From his studio in Marin County, Michael Schwab has established a national reputation as one of America’s leading graphic artists. Dramatic in its simplicity, Schwab’s work is easily recognized by his signature use of large areas of color, dramatic perspectives and bold, graphic images of archetypal human forms. He has created award-winning images, posters and logos for numerous clients, including the Golden Gate National Parks, Major League Baseball, Robert Mondavi, Muhammad Ali, Nike, Robert Redford, and most recently, the poster for the America’s Cup 2013 in San Francisco.
 
Sung in English with English supertitles, the seven performances of The Gospel of Mary Magdalene are scheduled for June 19 (7:30 p.m.), June 22 (8 p.m.), June 25 (8 p.m.),
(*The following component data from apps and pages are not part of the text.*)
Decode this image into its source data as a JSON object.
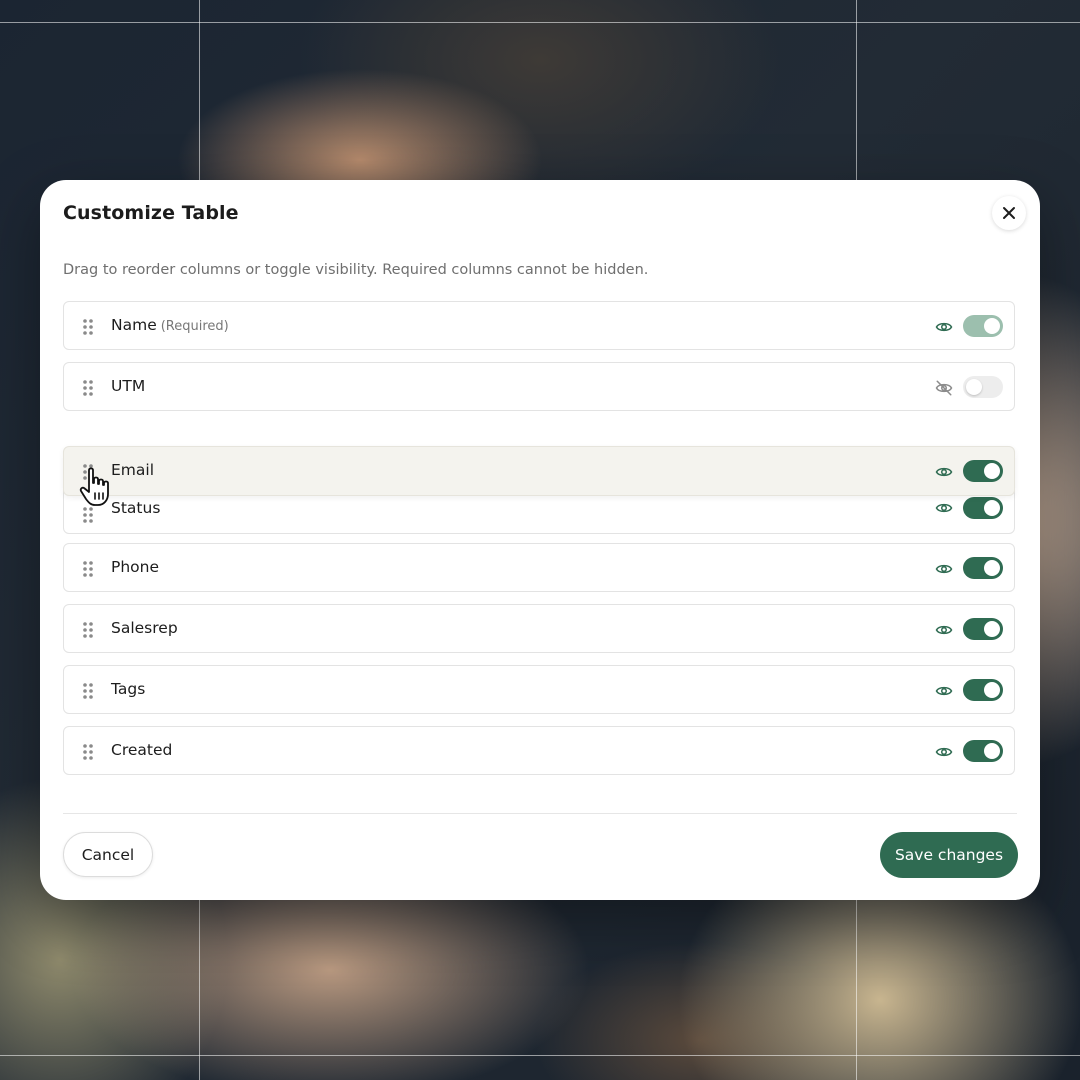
{
  "modal": {
    "title": "Customize Table",
    "subtitle": "Drag to reorder columns or toggle visibility. Required columns cannot be hidden.",
    "close_icon": "close-icon"
  },
  "columns": [
    {
      "label": "Name",
      "note": "(Required)",
      "visible": true,
      "required": true
    },
    {
      "label": "UTM",
      "visible": false
    },
    {
      "label": "Email",
      "visible": true,
      "state": "dragging"
    },
    {
      "label": "Status",
      "visible": true
    },
    {
      "label": "Phone",
      "visible": true
    },
    {
      "label": "Salesrep",
      "visible": true
    },
    {
      "label": "Tags",
      "visible": true
    },
    {
      "label": "Created",
      "visible": true
    }
  ],
  "footer": {
    "cancel_label": "Cancel",
    "save_label": "Save changes"
  },
  "colors": {
    "accent": "#2f6b52",
    "accent_disabled": "#9cbfae",
    "toggle_off": "#ededed",
    "drag_row": "#f4f3ee"
  },
  "icons": {
    "handle": "drag-handle-icon",
    "visible": "eye-icon",
    "hidden": "eye-off-icon",
    "cursor": "grab-cursor-icon"
  }
}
June 28 (8 p.m.), July 2 (7:30 p.m.), July 5 (8 p.m.) and July 7 (2 p.m.), 2013.
 
Tickets for performances of Adamo’s The Gospel of Mary Magdalene at the War Memorial Opera House are priced from $22 to $340 and may be purchased at sfopera.com or through the San Francisco Opera Box Office [301 Van Ness Avenue (at Grove Street), or by phone at (415) 864-3330]. Standing Room tickets go on sale at 10 a.m. on the day of each performance; tickets are $10 each, cash only.
 
The War Memorial Opera House is located at 301 Van Ness Avenue at Grove Street. Patrons are encouraged to use public transportation to attend San Francisco Opera performances. The War Memorial Opera House is within walking distance of the Civic Center BART station and near numerous bus lines, including 5, 21, 47, 49 and the F Market Street. For more public transportation information, visit bart.gov and sfmuni.com.
 
Casting, programs, schedules and ticket prices are subject to change. For further information about The Gospel of Mary Magdalene and San Francisco Opera’s Summer 2013 season, please visit sfopera.com.